Margot and Anne Frank were transported from Auschwitz at the end of October and brought to Bergen-Belsen concentrationton camp near Hanover (Germany). The typhus epidemic that broke out in the winter of 1944-1945, as a result of the horrendous hygienic conditions, killed thousands of prisoners, including Margot and, a few days later, Anne. She must have died in late February or early March. The bodies of both girls were probably dumped in Bergen-Belsen’s mass graves. (From the Afterward to The Diary of a Young Girl : The Definitive Edition, published by Anchor Books Doubleday in 1996)

Anne Frank did not die peacefully or gracefully. Instead, her last days on earth were a nightmare of cold, hunger, loneliness and fear:

Anne was briefly reunited with two friends, Hanneli Goslar (named “Lies” in the diary) and Nanette Blitz, who both survived the war. They said that Anne, naked but for a piece of blanket, explained she was infested with lice and had thrown her clothes away. They described her as bald, emaciated and shivering but although ill herself, she told them that she was more concerned about Margot, whose illness seemed to be more severe. Goslar and Blitz did not see Margot who remained in her bunk, too weak to walk. Anne said they were alone as both of their parents were dead.

Why am I emphasizing all this? Because I want to make it clear that Anne Frank was wrong. People are not innately good. Her words were whistling in the dark, written to give herself faith and courage under terrible circumstances. They cannot and should not be used as a yardstick for measuring humanity’s natural state. And for Liberals to cling to this “ideology” moves beyond optimism into self-destruction.

Anyone who has children knows that, while they have a tremendous capacity for love, and have within them the seeds for reason and kindness, their innate state is more Lord of the Flies than anything else. Children are naturally violent, greedy and jealous. What tempers children is a society’s externally imposed value system. And these value systems don’t spring out of whole cloth. They are the results of centuries of give and take, violence, refining, and thought.

In a chauvinistic way that I’m not even going to bother to defend, I think our modern Judeo-Christian value system is one of the best ever created — and it’s not innate, it’s learned. I’ll go even further here: I don’t like the current fundamentalist Islamic value system, with its denigration of women, Jews, and non-Muslims, and its obsession with visiting extreme physical violence (and I include beheading and other slaughters) on those so denigrated.

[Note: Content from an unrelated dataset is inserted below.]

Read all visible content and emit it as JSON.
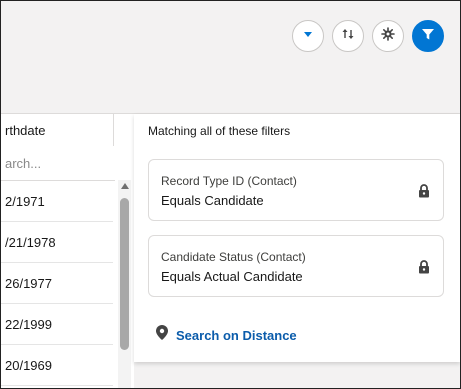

I don’t think we in the West are innately good, or that those in the fundamentalist Islamic Middle East are inherently bad. I do think, however, that we have the better value system, and that it’s terribly dangerous for people to put their faith in Anne Frank’s touching but misguided words about humans’ innate goodness. Worse, this is not merely the misguided approach of a single good and kind person. Instead, a vast portion of the American population has bought into a teenage girls’ “whistling in the dark” musings and now tries to impose this naive view on American (and Israeli) foreign policy, hampering those countries’ ability to protect themselves against those whose value system calls for its enemies subjugation and death.